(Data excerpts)

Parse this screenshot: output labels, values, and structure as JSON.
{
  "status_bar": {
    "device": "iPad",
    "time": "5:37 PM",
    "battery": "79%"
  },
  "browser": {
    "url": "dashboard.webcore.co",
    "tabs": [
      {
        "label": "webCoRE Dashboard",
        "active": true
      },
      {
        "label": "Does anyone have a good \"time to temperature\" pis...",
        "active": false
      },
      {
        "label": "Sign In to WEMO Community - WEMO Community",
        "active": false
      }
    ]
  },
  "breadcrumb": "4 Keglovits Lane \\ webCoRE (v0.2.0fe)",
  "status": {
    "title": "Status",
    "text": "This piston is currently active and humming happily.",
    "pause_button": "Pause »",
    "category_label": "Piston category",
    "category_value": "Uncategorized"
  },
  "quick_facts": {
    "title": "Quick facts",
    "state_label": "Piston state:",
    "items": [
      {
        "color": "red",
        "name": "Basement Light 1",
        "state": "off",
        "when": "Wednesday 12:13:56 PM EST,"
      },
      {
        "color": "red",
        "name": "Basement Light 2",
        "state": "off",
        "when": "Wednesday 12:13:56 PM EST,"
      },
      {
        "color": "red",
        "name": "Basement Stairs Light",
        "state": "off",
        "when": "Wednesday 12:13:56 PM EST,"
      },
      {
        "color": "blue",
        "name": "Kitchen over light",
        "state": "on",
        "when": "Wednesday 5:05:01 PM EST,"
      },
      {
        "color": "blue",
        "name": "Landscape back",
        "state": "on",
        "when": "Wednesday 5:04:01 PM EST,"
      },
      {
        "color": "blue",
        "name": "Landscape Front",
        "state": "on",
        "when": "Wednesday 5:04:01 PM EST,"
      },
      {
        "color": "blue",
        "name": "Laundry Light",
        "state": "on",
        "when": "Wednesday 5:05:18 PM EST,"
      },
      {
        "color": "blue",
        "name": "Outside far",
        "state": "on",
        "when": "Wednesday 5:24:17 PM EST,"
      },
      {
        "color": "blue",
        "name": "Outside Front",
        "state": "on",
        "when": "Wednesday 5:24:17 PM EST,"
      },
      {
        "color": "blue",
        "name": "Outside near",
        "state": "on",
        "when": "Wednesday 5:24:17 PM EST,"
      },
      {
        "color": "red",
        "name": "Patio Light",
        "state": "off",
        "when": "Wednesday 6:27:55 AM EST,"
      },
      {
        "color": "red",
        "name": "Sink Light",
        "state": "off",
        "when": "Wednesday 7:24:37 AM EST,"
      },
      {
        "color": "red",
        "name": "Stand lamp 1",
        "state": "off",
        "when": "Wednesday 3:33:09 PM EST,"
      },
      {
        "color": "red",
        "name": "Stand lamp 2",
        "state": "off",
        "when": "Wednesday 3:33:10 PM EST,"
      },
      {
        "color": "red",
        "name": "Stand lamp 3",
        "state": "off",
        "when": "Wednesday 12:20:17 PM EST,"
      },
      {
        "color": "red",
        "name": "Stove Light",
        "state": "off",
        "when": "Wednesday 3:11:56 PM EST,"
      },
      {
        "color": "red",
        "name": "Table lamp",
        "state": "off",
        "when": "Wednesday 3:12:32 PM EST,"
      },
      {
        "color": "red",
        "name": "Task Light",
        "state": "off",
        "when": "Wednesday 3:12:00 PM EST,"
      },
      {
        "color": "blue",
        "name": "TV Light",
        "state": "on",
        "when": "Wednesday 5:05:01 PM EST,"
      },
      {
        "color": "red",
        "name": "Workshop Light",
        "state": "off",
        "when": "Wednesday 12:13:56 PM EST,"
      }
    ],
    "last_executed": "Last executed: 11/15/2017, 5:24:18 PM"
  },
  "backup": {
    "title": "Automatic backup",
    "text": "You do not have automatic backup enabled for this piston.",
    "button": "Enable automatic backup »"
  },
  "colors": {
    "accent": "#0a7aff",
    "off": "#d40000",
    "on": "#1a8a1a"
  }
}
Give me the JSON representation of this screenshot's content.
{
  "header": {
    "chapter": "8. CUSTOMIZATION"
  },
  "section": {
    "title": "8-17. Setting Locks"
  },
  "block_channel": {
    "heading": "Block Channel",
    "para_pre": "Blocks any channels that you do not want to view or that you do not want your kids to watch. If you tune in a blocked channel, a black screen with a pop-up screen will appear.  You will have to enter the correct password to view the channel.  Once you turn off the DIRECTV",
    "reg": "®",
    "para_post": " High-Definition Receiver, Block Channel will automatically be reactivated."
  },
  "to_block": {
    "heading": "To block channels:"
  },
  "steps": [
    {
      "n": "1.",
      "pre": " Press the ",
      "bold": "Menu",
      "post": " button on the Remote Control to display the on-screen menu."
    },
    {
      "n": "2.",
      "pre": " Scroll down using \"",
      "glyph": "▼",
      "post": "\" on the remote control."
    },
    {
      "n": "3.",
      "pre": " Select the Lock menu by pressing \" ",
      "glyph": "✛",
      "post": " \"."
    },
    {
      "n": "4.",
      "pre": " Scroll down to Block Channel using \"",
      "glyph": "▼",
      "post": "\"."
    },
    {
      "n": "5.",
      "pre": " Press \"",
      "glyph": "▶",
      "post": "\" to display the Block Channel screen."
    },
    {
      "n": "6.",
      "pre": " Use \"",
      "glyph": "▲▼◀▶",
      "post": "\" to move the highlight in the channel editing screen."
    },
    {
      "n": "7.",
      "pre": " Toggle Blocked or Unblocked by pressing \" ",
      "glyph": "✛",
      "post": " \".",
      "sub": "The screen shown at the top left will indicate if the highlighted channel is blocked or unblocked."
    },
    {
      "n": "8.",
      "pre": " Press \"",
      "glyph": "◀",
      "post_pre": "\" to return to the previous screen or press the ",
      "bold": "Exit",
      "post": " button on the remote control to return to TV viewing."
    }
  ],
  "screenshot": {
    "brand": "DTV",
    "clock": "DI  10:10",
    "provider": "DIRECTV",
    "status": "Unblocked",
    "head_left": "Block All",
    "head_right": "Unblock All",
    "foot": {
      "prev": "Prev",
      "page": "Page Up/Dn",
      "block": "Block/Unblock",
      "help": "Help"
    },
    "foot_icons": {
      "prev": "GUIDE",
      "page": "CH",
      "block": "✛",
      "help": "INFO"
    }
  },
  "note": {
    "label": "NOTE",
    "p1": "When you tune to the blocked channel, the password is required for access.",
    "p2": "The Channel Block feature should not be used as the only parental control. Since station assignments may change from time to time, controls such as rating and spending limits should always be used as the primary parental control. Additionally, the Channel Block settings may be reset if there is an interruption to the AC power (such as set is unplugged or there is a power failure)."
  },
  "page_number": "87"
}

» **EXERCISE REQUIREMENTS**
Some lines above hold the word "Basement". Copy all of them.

» **RESPONSE TO THIS TASK**
        "name": "Basement Light 1",
        "name": "Basement Light 2",
        "name": "Basement Stairs Light",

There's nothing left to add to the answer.